Take the data below and write it out exactly, except for the pictures.

--- DATA FOR THE TASK ---

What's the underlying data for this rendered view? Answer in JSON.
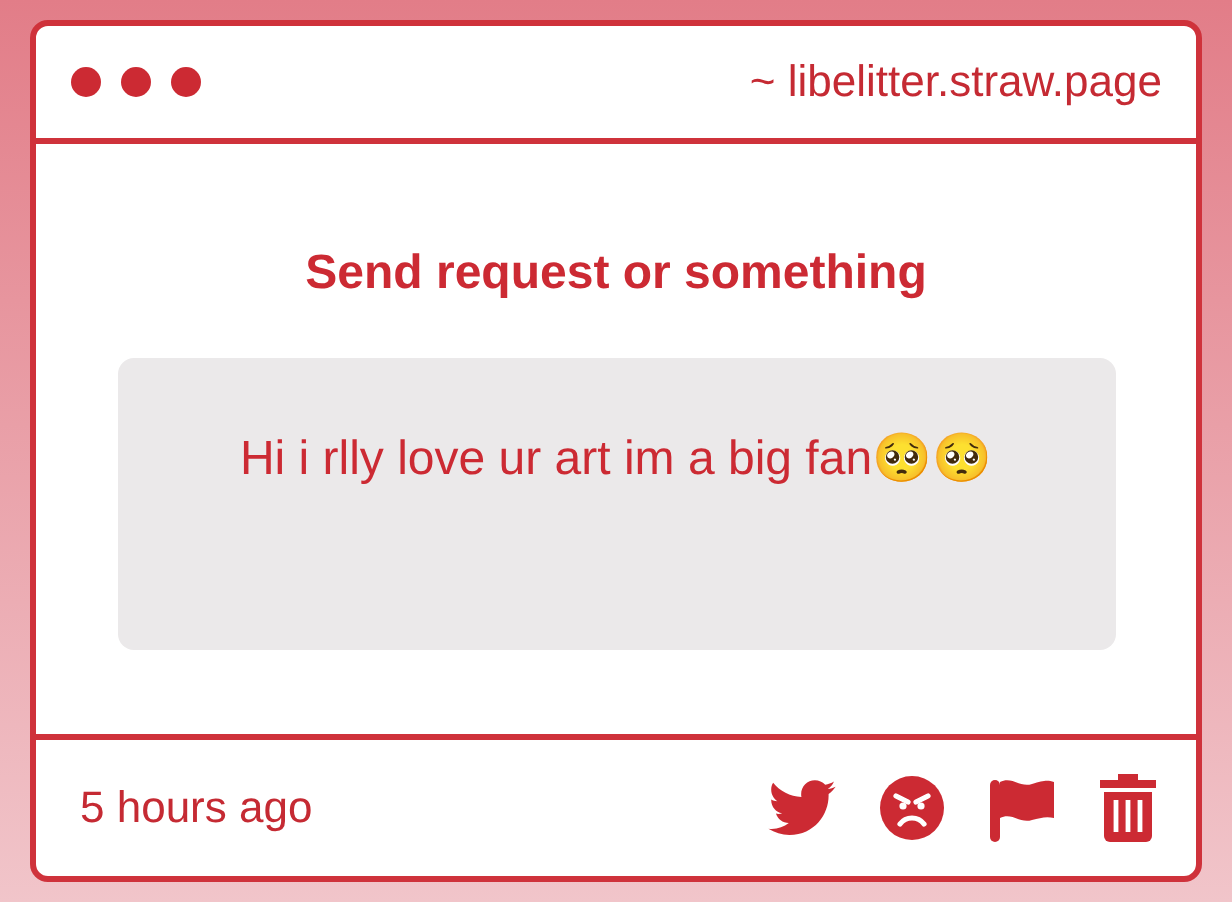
{
  "window": {
    "address": "~ libelitter.straw.page"
  },
  "title": "Send request or something",
  "message": "Hi i rlly love ur art im a big fan🥺🥺",
  "footer": {
    "time": "5 hours ago"
  }
}
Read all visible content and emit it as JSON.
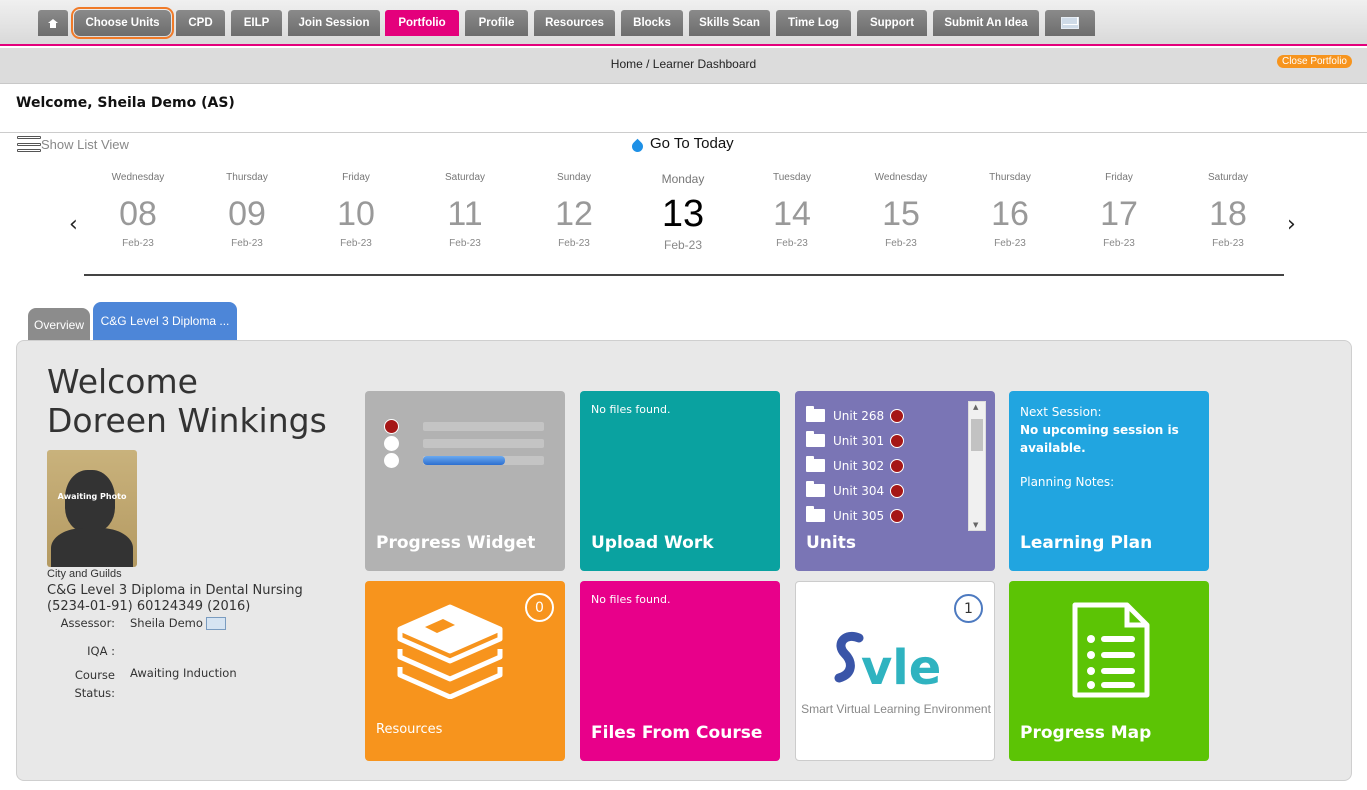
{
  "nav": {
    "items": [
      {
        "label": ""
      },
      {
        "label": "Choose Units"
      },
      {
        "label": "CPD"
      },
      {
        "label": "EILP"
      },
      {
        "label": "Join Session"
      },
      {
        "label": "Portfolio"
      },
      {
        "label": "Profile"
      },
      {
        "label": "Resources"
      },
      {
        "label": "Blocks"
      },
      {
        "label": "Skills Scan"
      },
      {
        "label": "Time Log"
      },
      {
        "label": "Support"
      },
      {
        "label": "Submit An Idea"
      },
      {
        "label": ""
      }
    ],
    "active_color": "#e4007c"
  },
  "breadcrumb": {
    "text": "Home / Learner Dashboard"
  },
  "close_portfolio": "Close Portfolio",
  "welcome_line": "Welcome, Sheila Demo (AS)",
  "list_view": "Show List View",
  "go_to_today": "Go To Today",
  "calendar": {
    "days": [
      {
        "name": "Wednesday",
        "num": "08",
        "mon": "Feb-23"
      },
      {
        "name": "Thursday",
        "num": "09",
        "mon": "Feb-23"
      },
      {
        "name": "Friday",
        "num": "10",
        "mon": "Feb-23"
      },
      {
        "name": "Saturday",
        "num": "11",
        "mon": "Feb-23"
      },
      {
        "name": "Sunday",
        "num": "12",
        "mon": "Feb-23"
      },
      {
        "name": "Monday",
        "num": "13",
        "mon": "Feb-23"
      },
      {
        "name": "Tuesday",
        "num": "14",
        "mon": "Feb-23"
      },
      {
        "name": "Wednesday",
        "num": "15",
        "mon": "Feb-23"
      },
      {
        "name": "Thursday",
        "num": "16",
        "mon": "Feb-23"
      },
      {
        "name": "Friday",
        "num": "17",
        "mon": "Feb-23"
      },
      {
        "name": "Saturday",
        "num": "18",
        "mon": "Feb-23"
      }
    ],
    "prev": "‹",
    "next": "›"
  },
  "tabs": {
    "overview": "Overview",
    "course": "C&G Level 3 Diploma ..."
  },
  "learner": {
    "welcome": "Welcome",
    "name": "Doreen Winkings",
    "photo_text": "Awaiting Photo",
    "institution": "City and Guilds",
    "qualification": "C&G Level 3 Diploma in Dental Nursing (5234-01-91) 60124349 (2016)",
    "assessor_label": "Assessor:",
    "assessor": "Sheila Demo",
    "iqa_label": "IQA :",
    "course_status_label": "Course Status:",
    "course_status": "Awaiting Induction"
  },
  "tiles": {
    "progress": {
      "title": "Progress Widget",
      "bar_fill": 0.68
    },
    "upload": {
      "title": "Upload Work",
      "note": "No files found."
    },
    "units": {
      "title": "Units",
      "items": [
        "Unit 268",
        "Unit 301",
        "Unit 302",
        "Unit 304",
        "Unit 305"
      ]
    },
    "plan": {
      "title": "Learning Plan",
      "next_label": "Next Session:",
      "next_text": "No upcoming session is available.",
      "notes_label": "Planning Notes:"
    },
    "resources": {
      "title": "Resources",
      "count": "0"
    },
    "files": {
      "title": "Files From Course",
      "note": "No files found."
    },
    "svle": {
      "logo": "Svle",
      "subtitle": "Smart Virtual Learning Environment",
      "count": "1"
    },
    "map": {
      "title": "Progress Map"
    }
  }
}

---

* [SOLUTION TO THE EXERCISE]
What's the underlying data for this rendered view? Answer in JSON.
{
  "window": {
    "address": "~ libelitter.straw.page"
  },
  "title": "Send request or something",
  "message": "Hi i rlly love ur art im a big fan🥺🥺",
  "footer": {
    "time": "5 hours ago"
  }
}
Read all visible content and emit it as JSON.
{
  "nav": {
    "items": [
      {
        "label": ""
      },
      {
        "label": "Choose Units"
      },
      {
        "label": "CPD"
      },
      {
        "label": "EILP"
      },
      {
        "label": "Join Session"
      },
      {
        "label": "Portfolio"
      },
      {
        "label": "Profile"
      },
      {
        "label": "Resources"
      },
      {
        "label": "Blocks"
      },
      {
        "label": "Skills Scan"
      },
      {
        "label": "Time Log"
      },
      {
        "label": "Support"
      },
      {
        "label": "Submit An Idea"
      },
      {
        "label": ""
      }
    ],
    "active_color": "#e4007c"
  },
  "breadcrumb": {
    "text": "Home / Learner Dashboard"
  },
  "close_portfolio": "Close Portfolio",
  "welcome_line": "Welcome, Sheila Demo (AS)",
  "list_view": "Show List View",
  "go_to_today": "Go To Today",
  "calendar": {
    "days": [
      {
        "name": "Wednesday",
        "num": "08",
        "mon": "Feb-23"
      },
      {
        "name": "Thursday",
        "num": "09",
        "mon": "Feb-23"
      },
      {
        "name": "Friday",
        "num": "10",
        "mon": "Feb-23"
      },
      {
        "name": "Saturday",
        "num": "11",
        "mon": "Feb-23"
      },
      {
        "name": "Sunday",
        "num": "12",
        "mon": "Feb-23"
      },
      {
        "name": "Monday",
        "num": "13",
        "mon": "Feb-23"
      },
      {
        "name": "Tuesday",
        "num": "14",
        "mon": "Feb-23"
      },
      {
        "name": "Wednesday",
        "num": "15",
        "mon": "Feb-23"
      },
      {
        "name": "Thursday",
        "num": "16",
        "mon": "Feb-23"
      },
      {
        "name": "Friday",
        "num": "17",
        "mon": "Feb-23"
      },
      {
        "name": "Saturday",
        "num": "18",
        "mon": "Feb-23"
      }
    ],
    "prev": "‹",
    "next": "›"
  },
  "tabs": {
    "overview": "Overview",
    "course": "C&G Level 3 Diploma ..."
  },
  "learner": {
    "welcome": "Welcome",
    "name": "Doreen Winkings",
    "photo_text": "Awaiting Photo",
    "institution": "City and Guilds",
    "qualification": "C&G Level 3 Diploma in Dental Nursing (5234-01-91) 60124349 (2016)",
    "assessor_label": "Assessor:",
    "assessor": "Sheila Demo",
    "iqa_label": "IQA :",
    "course_status_label": "Course Status:",
    "course_status": "Awaiting Induction"
  },
  "tiles": {
    "progress": {
      "title": "Progress Widget",
      "bar_fill": 0.68
    },
    "upload": {
      "title": "Upload Work",
      "note": "No files found."
    },
    "units": {
      "title": "Units",
      "items": [
        "Unit 268",
        "Unit 301",
        "Unit 302",
        "Unit 304",
        "Unit 305"
      ]
    },
    "plan": {
      "title": "Learning Plan",
      "next_label": "Next Session:",
      "next_text": "No upcoming session is available.",
      "notes_label": "Planning Notes:"
    },
    "resources": {
      "title": "Resources",
      "count": "0"
    },
    "files": {
      "title": "Files From Course",
      "note": "No files found."
    },
    "svle": {
      "logo": "Svle",
      "subtitle": "Smart Virtual Learning Environment",
      "count": "1"
    },
    "map": {
      "title": "Progress Map"
    }
  }
}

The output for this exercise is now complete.